  • Robero, M. and L.K. Butler 2007, “Endocrinology of stress.” International Journal of Comparative Psychology. 20(2): 89-95.
  • Office of Naval Research 2009, “Final Workshop Proceedings for Effects of Stress on Marine Mammals Exposed to Sound.”
  • Buscaino G., F. Filiciotto, G. Buffa, A. Bellante, V. Di Stefano, A. Assenza, F. Fazio, G. Caola, and S. Mazzola 2010, “Impact of an acoustic stimulus on the motility and blood parameters of European sea bass (Dicentrarchus labrax L.) and gilthead sea bream (Sparus aurata L.)” Marine Environmental Research. 69(3): 136-142.

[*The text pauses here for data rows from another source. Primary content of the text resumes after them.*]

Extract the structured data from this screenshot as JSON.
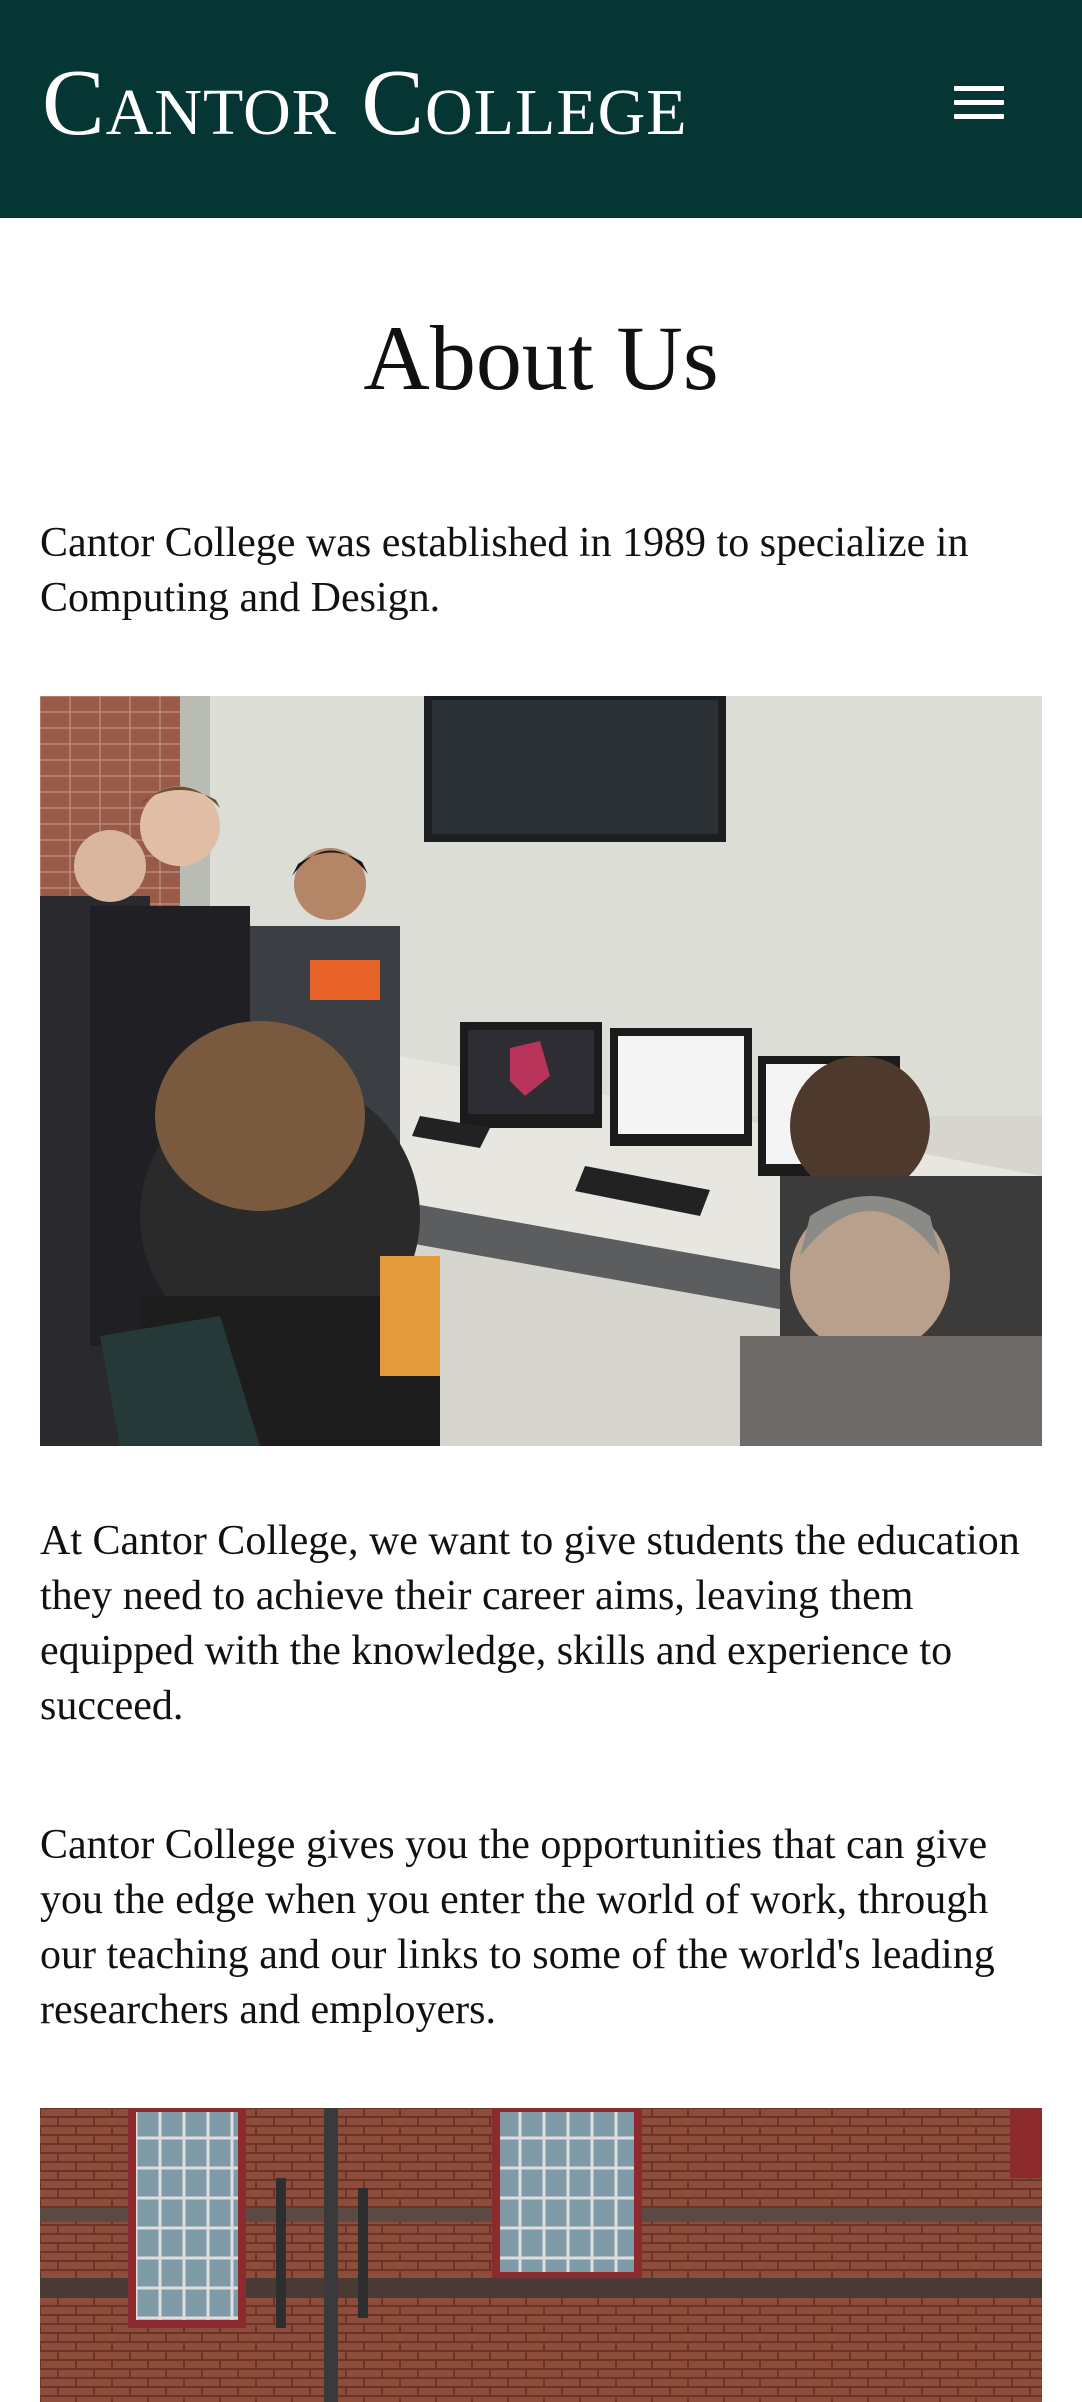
{
  "header": {
    "brand": "Cantor College",
    "menu_icon": "hamburger-menu-icon"
  },
  "main": {
    "title": "About Us",
    "intro": "Cantor College was established in 1989 to specialize in Computing and Design.",
    "paragraph_2": "At Cantor College, we want to give students the education they need to achieve their career aims, leaving them equipped with the knowledge, skills and experience to succeed.",
    "paragraph_3": "Cantor College gives you the opportunities that can give you the edge when you enter the world of work, through our teaching and our links to some of the world's leading researchers and employers."
  },
  "colors": {
    "header_bg": "#063633",
    "header_text": "#ffffff",
    "body_text": "#111111",
    "page_bg": "#ffffff"
  }
}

  • Popper A.N., and Hastings, M.C. 2009, “The effects of anthropogenic sources of sounds on fishes.” Journal of Fish Biology. 25, 455-489.
  • Popper, A.N, and Hastings, M.C. 2009, “The effects of human-generated sound on fish.” Integrative Zoology. 4, 43-52.
  • Graham, A.L. and S. J. Cooke 2008, “The effects of noise disturbance from various recreational boating activities common to inland waters on the cardiac physiology of a freshwater fish, the largemouth bass (Micropterus salmoides)” Aquatic Conservation: Marine and Freshwater Ecosystems. 18: 1315-1324.